Frank Siano, a health care consultant at EMD Consulting, led Aetna when it entered Kentucky’s Medicaid market. He said both United Healthcare and Molina are likely building networks of providers right now to make sure new enrollees have a choice of doctors come July. That can be important if an enrollee has a chronic health condition and wants to keep their existing health providers.

“I would encourage anybody who has any concerns is to check with their providers to make sure that they are enrolled in the new health plans,” Siano said. 

And after an enrollee picks a new plan in July, they’ll have at least 30 days to make a change for any reason.

You may not be able to keep your doctors.

If you change from Passport or Anthem to a new plan, there’s a chance your current doctors won’t be signed up with your new plan, meaning you won’t be able to see them. This could be a big deal, especially for enrollees who have complex medical conditions.

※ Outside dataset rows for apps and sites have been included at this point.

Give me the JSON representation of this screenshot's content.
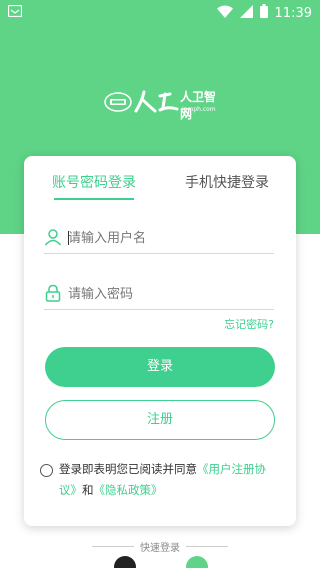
{
  "status_bar": {
    "notification_icon": "notification-icon",
    "wifi_icon": "wifi-icon",
    "signal_icon": "signal-icon",
    "battery_icon": "battery-icon",
    "time": "11:39"
  },
  "logo": {
    "name": "人卫智网",
    "subtext": "ipmph.com"
  },
  "tabs": [
    {
      "label": "账号密码登录",
      "active": true
    },
    {
      "label": "手机快捷登录",
      "active": false
    }
  ],
  "fields": {
    "username": {
      "placeholder": "请输入用户名",
      "value": "",
      "icon": "user-icon"
    },
    "password": {
      "placeholder": "请输入密码",
      "value": "",
      "icon": "lock-icon"
    }
  },
  "forgot_password": "忘记密码?",
  "buttons": {
    "login": "登录",
    "register": "注册"
  },
  "agreement": {
    "text_before": "登录即表明您已阅读并同意",
    "user_agreement": "《用户注册协议》",
    "conjunction": "和",
    "privacy_policy": "《隐私政策》"
  },
  "quick_login": {
    "label": "快速登录"
  },
  "colors": {
    "header_green": "#5fd486",
    "accent_green": "#3fcf8e"
  }
}
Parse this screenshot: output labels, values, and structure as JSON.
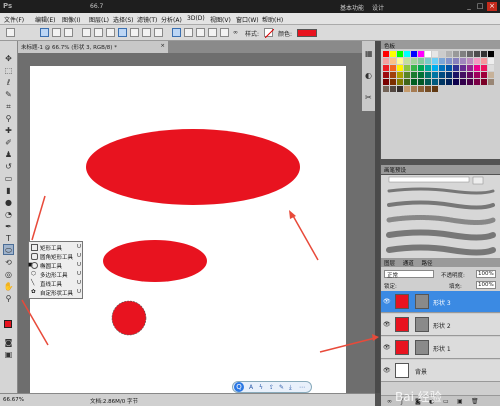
{
  "app": {
    "logo": "Ps",
    "zoom_display": "66.7",
    "workspace_basic": "基本功能",
    "workspace_design": "设计",
    "minimize": "_",
    "restore": "□",
    "close": "×"
  },
  "menu": [
    "文件(F)",
    "编辑(E)",
    "图像(I)",
    "图层(L)",
    "选择(S)",
    "滤镜(T)",
    "分析(A)",
    "3D(D)",
    "视图(V)",
    "窗口(W)",
    "帮助(H)"
  ],
  "options": {
    "style_label": "样式:",
    "color_label": "颜色:",
    "color": "#e8131f"
  },
  "document": {
    "tab_title": "未标题-1 @ 66.7% (形状 3, RGB/8) *",
    "tab_close": "×"
  },
  "tool_flyout": {
    "items": [
      {
        "label": "矩形工具",
        "key": "U",
        "marker": ""
      },
      {
        "label": "圆角矩形工具",
        "key": "U",
        "marker": ""
      },
      {
        "label": "椭圆工具",
        "key": "U",
        "marker": "■"
      },
      {
        "label": "多边形工具",
        "key": "U",
        "marker": ""
      },
      {
        "label": "直线工具",
        "key": "U",
        "marker": ""
      },
      {
        "label": "自定形状工具",
        "key": "U",
        "marker": ""
      }
    ]
  },
  "panels": {
    "swatches_tab": "色板",
    "brush_tab": "画笔预设",
    "layers_tab": "图层",
    "channels_tab": "通道",
    "paths_tab": "路径",
    "blend_mode": "正常",
    "opacity_label": "不透明度:",
    "opacity_value": "100%",
    "fill_label": "填充:",
    "fill_value": "100%",
    "lock_label": "锁定:"
  },
  "layers": [
    {
      "name": "形状 3",
      "active": true
    },
    {
      "name": "形状 2",
      "active": false
    },
    {
      "name": "形状 1",
      "active": false
    },
    {
      "name": "背景",
      "active": false
    }
  ],
  "status": {
    "zoom": "66.67%",
    "doc_info": "文档:2.86M/0 字节"
  },
  "watermark": "Bai 经验",
  "colors": {
    "shape_red": "#e8131f",
    "arrow_red": "#e84a3a",
    "layer_active": "#3b8ae3"
  }
}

Vitti said the state may have care navigators that help enrollees figure out if a new plan includes  their doctors. The health insurance plans should have that information as well when open enrollment starts next year.

“What I mean by help, is figuring out if you switch a plan, if you can see your doctors,” Vitti said. “Not all folks will be able to see the list of specialists that they see now, or even primary care doctors.”

UnitedHealth and Molina are hopefully staffing up on people that will take those calls, according to Frank Siano.

“They need to be making sure that they’ve got the people hired to take care of the enrollees, making sure they have all their care managers in place to deal with the medical needs of the members as well as answering questions for providers,” Siano said.

The transition may be messy.

 Almost half a million Medicaid enrollees will have to pick a new plan. That’s a lot of people who will be calling and logging in online to make their choice.

“You’ve got to remember that we’re talking about hundreds of thousands of enrollees who will be transitioning from one plan to another, so just the sheer error of numbers can happen,” Siano said.

Siano recommends that once enrollees make a plan choice, to trip check with both the plan and state to confirm that they will have coverage.

The state should also send out clear communications to enrollees about what’s happening to make sure everyone knows what they need to do.

“And how are they receiving that information is going to be important,” Vitti said. “The state needs to have culturally competent communication with folks that take into consideration their varied health needs, the geography, their languages, and their reading level in order to make a cogent decision about their coverage and their healthcare.”

That communication should ideally come in the form of radio and TV ads, outreach at public gatherings and putting care navigators in places where Medicaid enrollees can get help.

“You need a whole you need an entire continuum of communication, and outreach and assistance in order to make any transition with this population successful,” Vitti said.